The calendar in use during the seventeenth century designated February as the twelfth month of the year, so this document is often reproduced with the date as “1696.” The text is reproduced from Marianne S. Wokeck et al., eds., The Papers of William Penn: Volume Three, 1685–1700 (Philadelphia: University of Pennsylvania Press, 1986), 482–83.
February 8, 1697
Penn’s Plan lists only nine colonies, but these nine encompass the existing settled seaboard. As of 1697 New Hampshire is claimed by Massachusetts, (here identified idiosyncratically as “Boston”); Delaware is included as one of “the Jerseys” (so implicitly there are ten colonies); Carolina has not yet been differentiated into north and south, and Georgia is not yet chartered.

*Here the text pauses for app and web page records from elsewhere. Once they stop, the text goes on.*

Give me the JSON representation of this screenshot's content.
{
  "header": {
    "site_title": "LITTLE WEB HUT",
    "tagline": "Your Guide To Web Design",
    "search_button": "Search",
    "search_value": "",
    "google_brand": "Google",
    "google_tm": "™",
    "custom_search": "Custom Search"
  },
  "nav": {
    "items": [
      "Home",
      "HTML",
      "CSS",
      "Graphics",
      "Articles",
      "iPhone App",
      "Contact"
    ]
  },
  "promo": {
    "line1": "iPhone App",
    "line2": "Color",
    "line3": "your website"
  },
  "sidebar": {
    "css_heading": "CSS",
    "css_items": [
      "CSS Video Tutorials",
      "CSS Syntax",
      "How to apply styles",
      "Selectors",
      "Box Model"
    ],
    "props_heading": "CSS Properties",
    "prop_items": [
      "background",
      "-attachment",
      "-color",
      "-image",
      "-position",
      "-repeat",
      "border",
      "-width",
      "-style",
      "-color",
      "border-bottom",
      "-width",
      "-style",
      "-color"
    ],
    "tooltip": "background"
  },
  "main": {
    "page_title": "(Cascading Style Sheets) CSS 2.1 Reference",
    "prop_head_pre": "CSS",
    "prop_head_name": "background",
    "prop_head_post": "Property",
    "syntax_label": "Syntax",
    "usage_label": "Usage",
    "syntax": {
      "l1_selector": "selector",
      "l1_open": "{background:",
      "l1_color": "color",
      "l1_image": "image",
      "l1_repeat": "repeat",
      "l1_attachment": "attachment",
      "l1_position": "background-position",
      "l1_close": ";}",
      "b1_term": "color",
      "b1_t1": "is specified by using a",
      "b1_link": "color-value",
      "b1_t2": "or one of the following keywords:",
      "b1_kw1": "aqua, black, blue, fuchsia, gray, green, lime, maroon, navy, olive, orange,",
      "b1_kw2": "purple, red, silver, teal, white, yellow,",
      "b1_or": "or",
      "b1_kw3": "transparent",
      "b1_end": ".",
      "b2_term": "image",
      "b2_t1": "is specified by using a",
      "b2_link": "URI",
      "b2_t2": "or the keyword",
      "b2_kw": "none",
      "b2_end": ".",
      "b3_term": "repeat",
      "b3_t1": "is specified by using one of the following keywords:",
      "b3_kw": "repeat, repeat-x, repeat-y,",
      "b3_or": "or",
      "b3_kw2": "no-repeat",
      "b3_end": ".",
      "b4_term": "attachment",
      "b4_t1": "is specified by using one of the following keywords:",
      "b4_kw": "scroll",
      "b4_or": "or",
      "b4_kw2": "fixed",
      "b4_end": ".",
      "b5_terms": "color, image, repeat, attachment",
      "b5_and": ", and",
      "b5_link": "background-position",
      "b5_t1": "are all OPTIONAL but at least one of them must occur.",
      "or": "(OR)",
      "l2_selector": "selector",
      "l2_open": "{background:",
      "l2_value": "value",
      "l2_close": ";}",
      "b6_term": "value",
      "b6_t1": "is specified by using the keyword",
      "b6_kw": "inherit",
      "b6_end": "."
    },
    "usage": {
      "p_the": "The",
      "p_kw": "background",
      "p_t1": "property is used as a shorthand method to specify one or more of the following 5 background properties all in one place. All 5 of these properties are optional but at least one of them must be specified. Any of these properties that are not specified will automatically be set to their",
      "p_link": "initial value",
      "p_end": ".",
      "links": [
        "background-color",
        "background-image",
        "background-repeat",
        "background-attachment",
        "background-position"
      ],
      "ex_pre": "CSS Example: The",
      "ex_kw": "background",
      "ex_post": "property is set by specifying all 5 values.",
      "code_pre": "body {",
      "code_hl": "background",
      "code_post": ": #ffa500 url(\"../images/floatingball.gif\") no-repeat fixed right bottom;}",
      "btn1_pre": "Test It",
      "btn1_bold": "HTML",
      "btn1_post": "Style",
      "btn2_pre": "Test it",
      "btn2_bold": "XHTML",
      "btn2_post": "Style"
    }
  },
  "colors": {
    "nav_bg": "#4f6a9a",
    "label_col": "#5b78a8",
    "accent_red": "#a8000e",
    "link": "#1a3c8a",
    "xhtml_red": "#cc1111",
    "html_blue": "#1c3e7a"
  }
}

The emphasis in this proposal is on resolving intercolonial disputes.
a briefe and plaine scheam
How the English Colonies in the North parts of America Viz: Boston, Connecticut, Road Island, New York, New Jerseys, Pensilvania, Maryland, Virginia and Carolina may be made more usefull to the Crowne, and one anothers peace and safty with an universall concurrence.
1st. That the severall Collonies before mentioned, do meet once a year, and oftener if need be, dureing the Warr, and at least once in two yeares in times of Peace, by their Stated and Appointed Deputies, to Debate and Resolve if such Measures, as are most adviseable for their better understanding, and their Public Tranquility and Safety.
2dly That in Order to [effect] it two persons, well Qualified, for Sence Sobriety and Substance, be appointed by each Province, as their Representatives or Deputies; which in the whole make the Congresse to Consist of Twenty persons.
3dly That the Kings Commander, for that purpose specially appointed, shall have the Chaire, and Preside in the said Congresse.
4thly That they shall meet as neer as Conveniently may be, to the most Centrall Colony for ease of the Deputies.
5thly Since that may, in all Probability, be New Yorke, both because it is neer the Center of the Collonys, and for that it is a Fronteir, and in the Kings Nomination, the Governour of that Colony may therefore also be the Kings high Commander during the Session, after the manner of Scotland.
6thly That their businesse shall be [to] hear and Adjust all matters of Complaint or difference Between Province and Province; as 1st where Persons quit their own province and go to another, that they may avoid their Just debts. Tho’ able to Pay them. 2dly where Offenders fly Justice, or Justice cannot well be had upon such offenders in the Provinces that entertaine them. 3dly to prevent or cure Injuries in point of Commerce. 4thly To consider of wayes and meanes to support the Union and safety of these Provinces against the Publick Enemies; In which Congress the Quota’s of Men and Charges will be much easier, and more equally sett, then it is Possible for any Establishment made here to do: for the Provinces knowing their own Condition and one anothers, can debate that matter with more freedome and satisfaction, and better adjust and ballance their affaires in all respects for their Common safety.
7thly That in times of War the Kings high Commander shall be Genll or Cheife Commander of the severall Quota’s upon service against the Common Enemy, as he shall be advised, for the good and benefitt of the whole.